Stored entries
====================

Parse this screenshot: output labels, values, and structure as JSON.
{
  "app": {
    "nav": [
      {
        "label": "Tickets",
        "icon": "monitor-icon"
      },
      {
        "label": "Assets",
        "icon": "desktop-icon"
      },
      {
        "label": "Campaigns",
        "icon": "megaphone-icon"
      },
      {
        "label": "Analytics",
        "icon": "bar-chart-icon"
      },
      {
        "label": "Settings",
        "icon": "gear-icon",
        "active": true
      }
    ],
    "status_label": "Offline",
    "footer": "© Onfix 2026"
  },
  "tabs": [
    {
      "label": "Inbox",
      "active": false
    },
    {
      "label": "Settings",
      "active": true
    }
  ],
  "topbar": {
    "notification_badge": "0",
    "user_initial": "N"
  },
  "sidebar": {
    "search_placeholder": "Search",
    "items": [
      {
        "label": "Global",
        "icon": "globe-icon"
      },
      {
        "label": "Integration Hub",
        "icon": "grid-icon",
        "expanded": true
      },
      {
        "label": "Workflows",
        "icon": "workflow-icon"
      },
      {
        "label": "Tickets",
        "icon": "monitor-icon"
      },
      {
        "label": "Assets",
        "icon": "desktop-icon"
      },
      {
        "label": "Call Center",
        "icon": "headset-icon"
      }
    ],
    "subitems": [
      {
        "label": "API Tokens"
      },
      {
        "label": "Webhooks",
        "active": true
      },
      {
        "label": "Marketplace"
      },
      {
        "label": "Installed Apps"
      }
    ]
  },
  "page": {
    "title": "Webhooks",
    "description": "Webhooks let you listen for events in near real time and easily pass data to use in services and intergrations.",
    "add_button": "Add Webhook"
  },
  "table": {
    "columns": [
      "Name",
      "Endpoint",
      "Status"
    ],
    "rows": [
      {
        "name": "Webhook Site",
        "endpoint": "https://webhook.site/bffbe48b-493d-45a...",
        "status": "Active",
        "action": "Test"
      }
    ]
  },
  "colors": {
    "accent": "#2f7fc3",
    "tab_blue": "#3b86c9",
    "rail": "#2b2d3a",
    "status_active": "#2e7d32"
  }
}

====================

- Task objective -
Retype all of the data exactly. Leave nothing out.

- Task solution -
Parse this screenshot: output labels, values, and structure as JSON.
{
  "app": {
    "nav": [
      {
        "label": "Tickets",
        "icon": "monitor-icon"
      },
      {
        "label": "Assets",
        "icon": "desktop-icon"
      },
      {
        "label": "Campaigns",
        "icon": "megaphone-icon"
      },
      {
        "label": "Analytics",
        "icon": "bar-chart-icon"
      },
      {
        "label": "Settings",
        "icon": "gear-icon",
        "active": true
      }
    ],
    "status_label": "Offline",
    "footer": "© Onfix 2026"
  },
  "tabs": [
    {
      "label": "Inbox",
      "active": false
    },
    {
      "label": "Settings",
      "active": true
    }
  ],
  "topbar": {
    "notification_badge": "0",
    "user_initial": "N"
  },
  "sidebar": {
    "search_placeholder": "Search",
    "items": [
      {
        "label": "Global",
        "icon": "globe-icon"
      },
      {
        "label": "Integration Hub",
        "icon": "grid-icon",
        "expanded": true
      },
      {
        "label": "Workflows",
        "icon": "workflow-icon"
      },
      {
        "label": "Tickets",
        "icon": "monitor-icon"
      },
      {
        "label": "Assets",
        "icon": "desktop-icon"
      },
      {
        "label": "Call Center",
        "icon": "headset-icon"
      }
    ],
    "subitems": [
      {
        "label": "API Tokens"
      },
      {
        "label": "Webhooks",
        "active": true
      },
      {
        "label": "Marketplace"
      },
      {
        "label": "Installed Apps"
      }
    ]
  },
  "page": {
    "title": "Webhooks",
    "description": "Webhooks let you listen for events in near real time and easily pass data to use in services and intergrations.",
    "add_button": "Add Webhook"
  },
  "table": {
    "columns": [
      "Name",
      "Endpoint",
      "Status"
    ],
    "rows": [
      {
        "name": "Webhook Site",
        "endpoint": "https://webhook.site/bffbe48b-493d-45a...",
        "status": "Active",
        "action": "Test"
      }
    ]
  },
  "colors": {
    "accent": "#2f7fc3",
    "tab_blue": "#3b86c9",
    "rail": "#2b2d3a",
    "status_active": "#2e7d32"
  }
}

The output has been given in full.